Some years ago, Federal Government took some steps towards putting in place a workplace policy that would protect Nigerian workers in an era of HIV/AIDS. Whether this policy would remain a mere paper work would be determined when next a worker is fired or a job seeker is denied employment not for incompetence but for testing positive to HIV.
One indispensable factor that would make this policy workable within our context is for human resource managers (or human capital advisors as some are called) to acquire information on the basic facts of HIV/AIDS. That way they would stop their unholy liaison with their company's hospital or medical unit to conduct clandestine albeit unethical HIV staff without their consent.
Perhaps many top company executives still see themselves as immune to HIV infection hence they continue to conduct HIV test on their employees indiscriminately and fire those who test positive. Sadly, they are among the groups considered most vulnerable to HIV infection. The men among them are very mobile. They are rich and attractive. They can hardly take their hearts off stranded campus girls. They are equally the attraction of sophisticated commercial sex workers. They can never be bold enough to test for HIV, but won't blink before showing any one who has tested positive the way out of the organisation.
Not a few people believe that progressive organisations the world over should be doing something positive about HIV/AIDS.

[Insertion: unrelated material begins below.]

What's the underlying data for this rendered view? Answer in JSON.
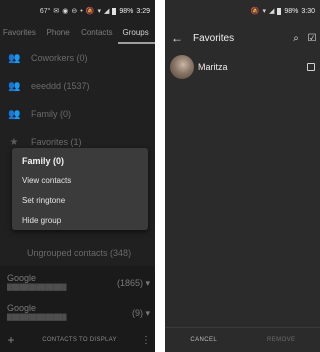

For instance, NBA - a member of the Global Business Coalition on HIV/AIDS (GBC) is fighting stigmatisation and discrimination against people living with HIV. In a TV commercial it produced some time ago, famous Chinese basketball player, Yao Ming, joins Magic Johnson (diagnosed HIV positive over a decade ago and still living well) on the court to play basketball. They shake hands, eat together and Yao shows Johnson how to use the chopsticks, thus countering the misconception that HIV can be spread through causal contacts.
Standard Chattered Bank is another global player that is doing something about HIV/AIDS.The organisation is teaching other companies how to care for HIV positive employers and operate a humane workplace as regards HIV/AIDS policy. In Nigeria, companies such as Nigerian Breweries, Sheraton Lagos, Cadbury Nig. Plc, Unilever and Nigerite are firms showing others the way as far as AIDS response within the corporate world is concerned. This move is not really an extension of the company's social responsibility but a move that makes real business sense.
Kingsley Obom-Egbulem is a behavioural change and communications expert with IDEA WORKS, a top ideas and communications firm based in Lagos, Nigeria.